In the Scottish Parliament the next day, Scottish Conservative leader Ruth Davidson urged Nicola Sturgeon to ensure these tax cuts were passed on to hardworking Scots from April 2017.
However, the SNP leader signalled she was not prepared to do this, meaning both her party and Labour will seek to have higher taxes in Scotland than the rest of the UK.
Does the SNP stand for lower taxes and smaller government, or higher taxes and more spending?
I believe higher taxes in Scotland would be bad for our country and would start an exodus of talent to the rest of our United Kingdom.
Labour has one stance, and the Scottish Conservatives a very different one, but at least both take a stance.
The SNP seems to have one stance: blame everything bad in Scotland on Westminster and try to take credit for everything good that happens north of the border.
The SNP needs to start using the powers it has, rather than dodging the tough decisions all governments need to make.
Alastair Redman, 23 Shore Street, Portnahaven, Islay
What is life like for Scotland’s carers in 2016?
A total of 759,000 people across Scotland are currently caring, unpaid, for a disabled, seriously ill or older family member or friend.
We know caring can be a rewarding experience but without the right support many carers find themselves facing financial hardship, ill-health, emotional stress, relationship breakdown and isolation.
Carers Scotland wants to find out what life is like for people caring for a loved one in 2016. The charity has launched its State of Caring 2016 survey, giving carers an opportunity to have their say on the good and the bad – what is working well and what needs to change.
Your views will help Carers Scotland to make life better for carers by informing our advice services, campaigns and policy work.
Carers have until Friday, April 15 to complete the survey, which can be found online at www.carersuk.org/survey
Following the Holyrood election on Thursday, May 5, a new Scottish Parliament will be looking at its agenda and priorities, so it has never been more important to let us know what matters to you.
Simon Hodgson (director, Carers Scotland), Carers UK, 20 Great Dover Street, London
Life After Stroke Awards for 2016
After the devastating moment when a stroke strikes, the healing process can last a lifetime.
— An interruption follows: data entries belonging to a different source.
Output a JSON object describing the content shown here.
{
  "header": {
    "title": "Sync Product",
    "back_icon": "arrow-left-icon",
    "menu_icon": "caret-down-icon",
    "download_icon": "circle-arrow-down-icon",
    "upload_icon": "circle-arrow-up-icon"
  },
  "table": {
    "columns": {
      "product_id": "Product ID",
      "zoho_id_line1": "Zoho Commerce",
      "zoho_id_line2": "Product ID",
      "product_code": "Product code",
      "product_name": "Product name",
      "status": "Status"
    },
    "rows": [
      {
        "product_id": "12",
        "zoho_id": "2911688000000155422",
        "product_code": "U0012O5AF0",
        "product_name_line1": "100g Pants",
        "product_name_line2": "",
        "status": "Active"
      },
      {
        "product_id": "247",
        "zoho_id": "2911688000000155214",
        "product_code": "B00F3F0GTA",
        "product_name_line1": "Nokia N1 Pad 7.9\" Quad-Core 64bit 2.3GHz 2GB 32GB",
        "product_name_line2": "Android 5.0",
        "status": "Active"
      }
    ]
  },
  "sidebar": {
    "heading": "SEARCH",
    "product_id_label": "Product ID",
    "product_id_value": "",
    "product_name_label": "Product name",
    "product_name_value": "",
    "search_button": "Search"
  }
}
It takes mettle, tenacity and patience, not only from the survivor but family, friends, and medical professionals to reassemble the fragments of yourself.
The Life After Stroke Awards recognise the courage of stroke survivors and their supporters everywhere. If you know an undaunted stroke survivor or a remarkable carer, please nominate that person for a Life After Stroke Award today.
There are around 121,000 stroke survivors living in Scotland, which means there are a lot of unsung heroes who deserve recognition.
Nominations for the awards are open until April 30, 2016. For more information, go to www.stroke.org.uk/lasa.
Andrew Marr, on behalf of The Stroke Association, 240 City Road, London